The President of the Board of Trade, Margaret Beckett, told the festival that the growing number of contract staff had not been well-managed; their potential had "not blossomed as it should".

Instead, she noted, many such workers - whose contracts vary between two months and a few years - have given up science altogether or moved overseas.

Dr Tom Whiston, from the Science Policy Research Unit at the University of Surrey, said yesterday: "The particular problem that short-term workers face is that they haven't got any career prospects ... A lot of contract researchers feel they are treated as second-class citizens." He puts the number of scientists on short-term contracts at around 5,000.

Anecdotal evidence also suggests that many people with science training abandon it and move to other professions which have more stable career structures and clearer promotion paths. Though Britain's universities turn out thousands of engineers and scientists every year, companies frequently complain of a shortage of appropriate staff.

Even for those who stay in the business, the contract renewal process may also be counter-productive: Dr Whiston's research shows that people are more productive (in terms of papers published) in the second half of their contract than the first, irrespective of the length of contract. That means the settling-in period at the start of a contract is largely wasted - which implies that fewer changes of contract would be more beneficial.

Mrs Beckett said that a review is now under way to identify "best practice" in "managing and developing a valuable resource". She held up staff management costs, maternity benefits and long-term sickness pay as important elements of contracts which should be borne by universities, not the researchers.

Dr Whiston said, "There are some possible benefits to contracting: it means you aren't tied to one area, as happens with academic tenure.
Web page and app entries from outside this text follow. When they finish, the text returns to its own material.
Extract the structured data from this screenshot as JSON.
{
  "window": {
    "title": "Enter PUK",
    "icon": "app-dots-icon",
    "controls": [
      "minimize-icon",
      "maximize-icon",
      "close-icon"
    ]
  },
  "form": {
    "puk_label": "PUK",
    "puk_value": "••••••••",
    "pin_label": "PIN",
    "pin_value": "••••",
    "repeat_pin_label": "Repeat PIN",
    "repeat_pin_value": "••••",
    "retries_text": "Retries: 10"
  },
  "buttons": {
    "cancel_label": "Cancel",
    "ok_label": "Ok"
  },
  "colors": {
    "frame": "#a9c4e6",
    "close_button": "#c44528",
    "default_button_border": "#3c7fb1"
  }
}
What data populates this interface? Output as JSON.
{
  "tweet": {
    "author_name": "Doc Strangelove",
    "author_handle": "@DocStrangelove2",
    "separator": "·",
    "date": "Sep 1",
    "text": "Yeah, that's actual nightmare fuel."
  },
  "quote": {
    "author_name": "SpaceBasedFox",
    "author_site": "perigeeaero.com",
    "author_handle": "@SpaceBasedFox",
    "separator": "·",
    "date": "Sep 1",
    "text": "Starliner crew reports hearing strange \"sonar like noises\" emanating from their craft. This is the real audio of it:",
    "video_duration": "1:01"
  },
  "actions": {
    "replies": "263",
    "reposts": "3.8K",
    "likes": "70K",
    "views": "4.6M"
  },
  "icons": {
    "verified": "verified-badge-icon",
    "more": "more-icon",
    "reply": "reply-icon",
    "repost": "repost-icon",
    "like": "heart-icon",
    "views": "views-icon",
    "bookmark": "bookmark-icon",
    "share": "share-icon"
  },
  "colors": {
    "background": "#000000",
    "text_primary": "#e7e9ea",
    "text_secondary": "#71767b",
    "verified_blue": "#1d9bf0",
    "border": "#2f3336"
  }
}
It also encourages entrepreneurship." But he agreed that the disadvantages include the loss of crucial knowledge when people move out of science.